Anyone who has ever visited a publications staff room knows that there is a lot of activity happening all at once; the fact that the chaos doesn’t seem to affect anyone present is the sign of a well organized staff and classroom.
Two of your highest priorities when you begin the year will be assigning staff positions and providing job descriptions to everyone on staff and organizing the room so that tools are easily found and put away after use.
Let’s start with the room itself. A quick trip to Pinterest and searching “organizing the yearbook room” or “organizing the classroom” will yield some very creative and affordable ideas like this and this just to get you started. If you’re like me and you want some additional more costly items like comfortable seating or a mini fridge to store drinks for late nights, you may want to make a big WISH LIST and post it prominently in your room for parents to see on back-to-school night. You never know when someone has an extra something that they’d be willing to donate or when someone who is really handy would be willing to build you something. My portable mail center was awesome thanks to one of my staff member’s fathers who was a carpenter.
Your staff room will become a home away from home for you and your staff so you’ll want it to be an inviting, comfortable space that functions like a productive office. Brainstorm with your staff during the first few days about things they would like to have in the room to make it just perfect.
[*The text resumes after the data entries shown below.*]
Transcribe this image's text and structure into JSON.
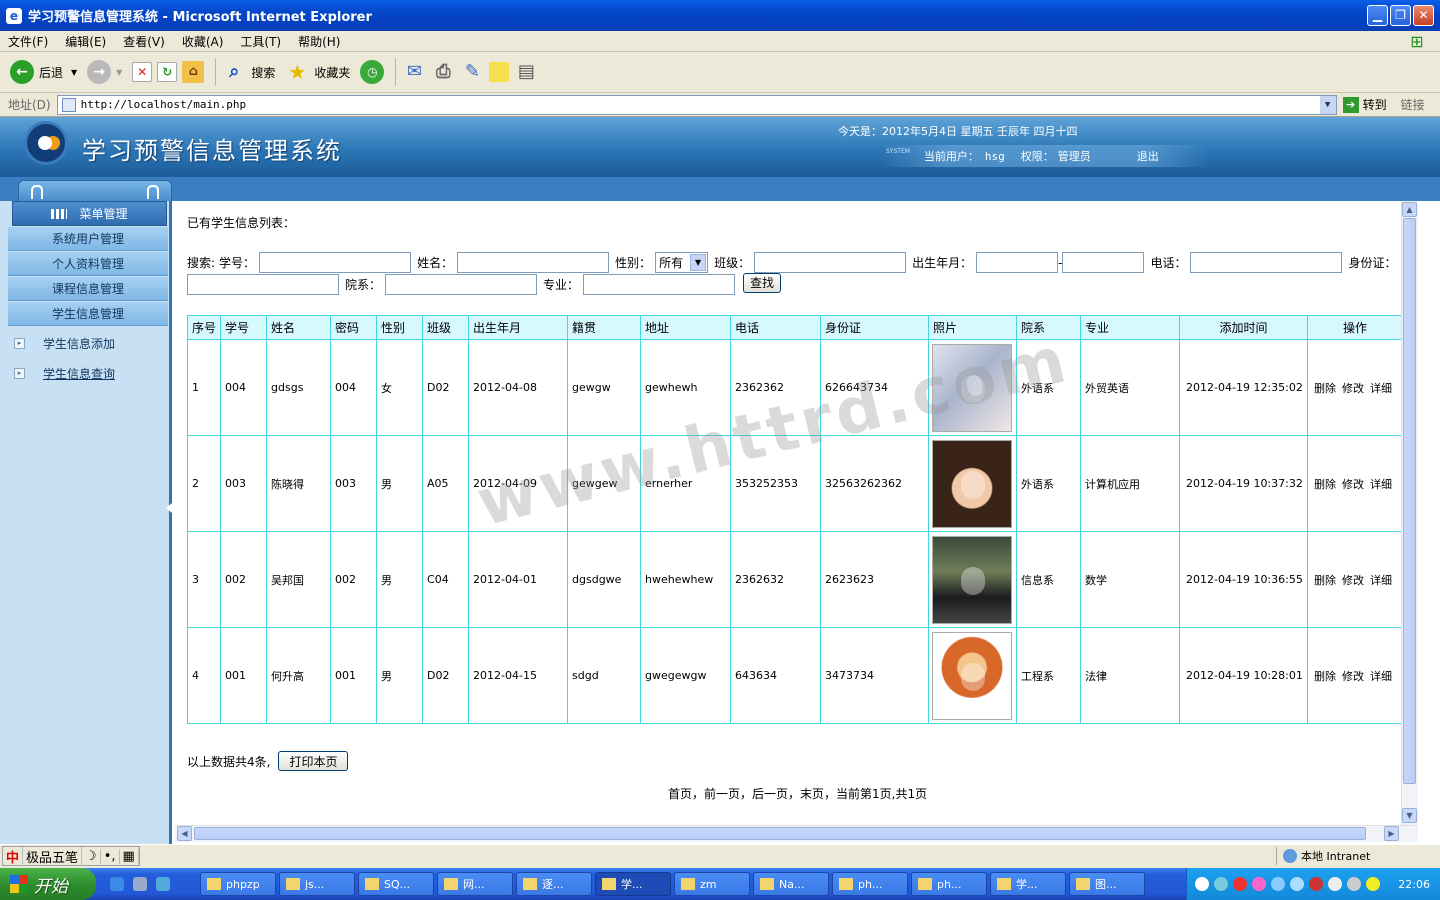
{
  "window": {
    "title": "学习预警信息管理系统 - Microsoft Internet Explorer"
  },
  "menubar": [
    "文件(F)",
    "编辑(E)",
    "查看(V)",
    "收藏(A)",
    "工具(T)",
    "帮助(H)"
  ],
  "toolbar": {
    "back": "后退",
    "search": "搜索",
    "favorites": "收藏夹"
  },
  "address": {
    "label": "地址(D)",
    "url": "http://localhost/main.php",
    "go": "转到",
    "links": "链接"
  },
  "app": {
    "title": "学习预警信息管理系统",
    "today": "今天是：2012年5月4日 星期五 壬辰年 四月十四",
    "system_tag": "SYSTEM",
    "current_user_label": "当前用户：",
    "current_user": "hsg",
    "role_label": "权限：",
    "role": "管理员",
    "logout": "退出"
  },
  "sidebar": {
    "menu_header": "菜单管理",
    "items": [
      "系统用户管理",
      "个人资料管理",
      "课程信息管理",
      "学生信息管理"
    ],
    "links": [
      "学生信息添加",
      "学生信息查询"
    ]
  },
  "main": {
    "list_title": "已有学生信息列表：",
    "search": {
      "label": "搜索:",
      "sno": "学号：",
      "name": "姓名：",
      "sex": "性别：",
      "sex_value": "所有",
      "class": "班级：",
      "birth": "出生年月：",
      "dash": "-",
      "phone": "电话：",
      "idcard": "身份证：",
      "dept": "院系：",
      "major": "专业：",
      "find": "查找"
    },
    "columns": [
      "序号",
      "学号",
      "姓名",
      "密码",
      "性别",
      "班级",
      "出生年月",
      "籍贯",
      "地址",
      "电话",
      "身份证",
      "照片",
      "院系",
      "专业",
      "添加时间",
      "操作"
    ],
    "rows": [
      {
        "idx": "1",
        "sno": "004",
        "name": "gdsgs",
        "pwd": "004",
        "sex": "女",
        "cls": "D02",
        "birth": "2012-04-08",
        "origin": "gewgw",
        "addr": "gewhewh",
        "phone": "2362362",
        "idcard": "626643734",
        "dept": "外语系",
        "major": "外贸英语",
        "added": "2012-04-19 12:35:02"
      },
      {
        "idx": "2",
        "sno": "003",
        "name": "陈晓得",
        "pwd": "003",
        "sex": "男",
        "cls": "A05",
        "birth": "2012-04-09",
        "origin": "gewgew",
        "addr": "ernerher",
        "phone": "353252353",
        "idcard": "32563262362",
        "dept": "外语系",
        "major": "计算机应用",
        "added": "2012-04-19 10:37:32"
      },
      {
        "idx": "3",
        "sno": "002",
        "name": "吴邦国",
        "pwd": "002",
        "sex": "男",
        "cls": "C04",
        "birth": "2012-04-01",
        "origin": "dgsdgwe",
        "addr": "hwehewhew",
        "phone": "2362632",
        "idcard": "2623623",
        "dept": "信息系",
        "major": "数学",
        "added": "2012-04-19 10:36:55"
      },
      {
        "idx": "4",
        "sno": "001",
        "name": "何升高",
        "pwd": "001",
        "sex": "男",
        "cls": "D02",
        "birth": "2012-04-15",
        "origin": "sdgd",
        "addr": "gwegewgw",
        "phone": "643634",
        "idcard": "3473734",
        "dept": "工程系",
        "major": "法律",
        "added": "2012-04-19 10:28:01"
      }
    ],
    "ops": {
      "delete": "删除",
      "edit": "修改",
      "detail": "详细"
    },
    "summary": "以上数据共4条,",
    "print": "打印本页",
    "pager": "首页，前一页，后一页，末页，当前第1页,共1页",
    "watermark": "www.httrd.com"
  },
  "status": {
    "ime": [
      "中",
      "极品五笔",
      "☽",
      "•,",
      "▦"
    ],
    "zone": "本地 Intranet"
  },
  "taskbar": {
    "start": "开始",
    "tasks": [
      "phpzp",
      "js...",
      "SQ...",
      "网...",
      "逐...",
      "学...",
      "zm",
      "Na...",
      "ph...",
      "ph...",
      "学...",
      "图..."
    ],
    "clock": "22:06"
  }
}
Once you’ve got your room in order, you’ll want to provide your staff with an easy-to-use but comprehensive manual that they can reference BEFORE they come to you with a question about fonts, photography check-out instructions, design or type styles, etc. Having a good staff manual will keep you from having to answer the same question 36 times and allow the staff to be more self sufficient.
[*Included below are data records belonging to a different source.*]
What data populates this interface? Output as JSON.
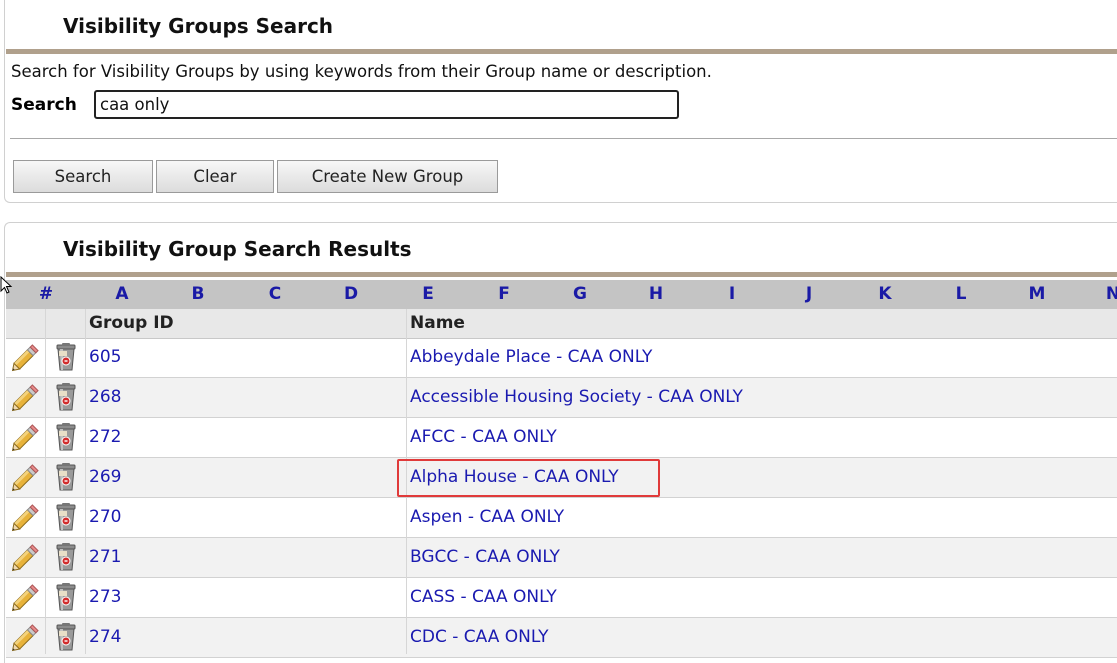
{
  "search_panel": {
    "title": "Visibility Groups Search",
    "help_text": "Search for Visibility Groups by using keywords from their Group name or description.",
    "search_label": "Search",
    "search_value": "caa only",
    "buttons": {
      "search": "Search",
      "clear": "Clear",
      "create": "Create New Group"
    }
  },
  "results_panel": {
    "title": "Visibility Group Search Results",
    "letters": [
      "#",
      "A",
      "B",
      "C",
      "D",
      "E",
      "F",
      "G",
      "H",
      "I",
      "J",
      "K",
      "L",
      "M",
      "N"
    ],
    "columns": {
      "group_id": "Group ID",
      "name": "Name"
    },
    "rows": [
      {
        "id": "605",
        "name": "Abbeydale Place - CAA ONLY"
      },
      {
        "id": "268",
        "name": "Accessible Housing Society - CAA ONLY"
      },
      {
        "id": "272",
        "name": "AFCC - CAA ONLY"
      },
      {
        "id": "269",
        "name": "Alpha House - CAA ONLY"
      },
      {
        "id": "270",
        "name": "Aspen - CAA ONLY"
      },
      {
        "id": "271",
        "name": "BGCC - CAA ONLY"
      },
      {
        "id": "273",
        "name": "CASS - CAA ONLY"
      },
      {
        "id": "274",
        "name": "CDC - CAA ONLY"
      }
    ],
    "row_icons": [
      "pencil-edit-icon",
      "trash-can-delete-icon"
    ]
  },
  "colors": {
    "link": "#1a1ab0",
    "letter": "#1a1aa6",
    "title_bar": "#b0a08c",
    "highlight": "#e03a3a"
  }
}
Providing direction to your staff and in your room will help control the inevitable chaos that makes a yearbook staff room come alive and allow you to maintain control over the process.
Source: Yearbook Discoveries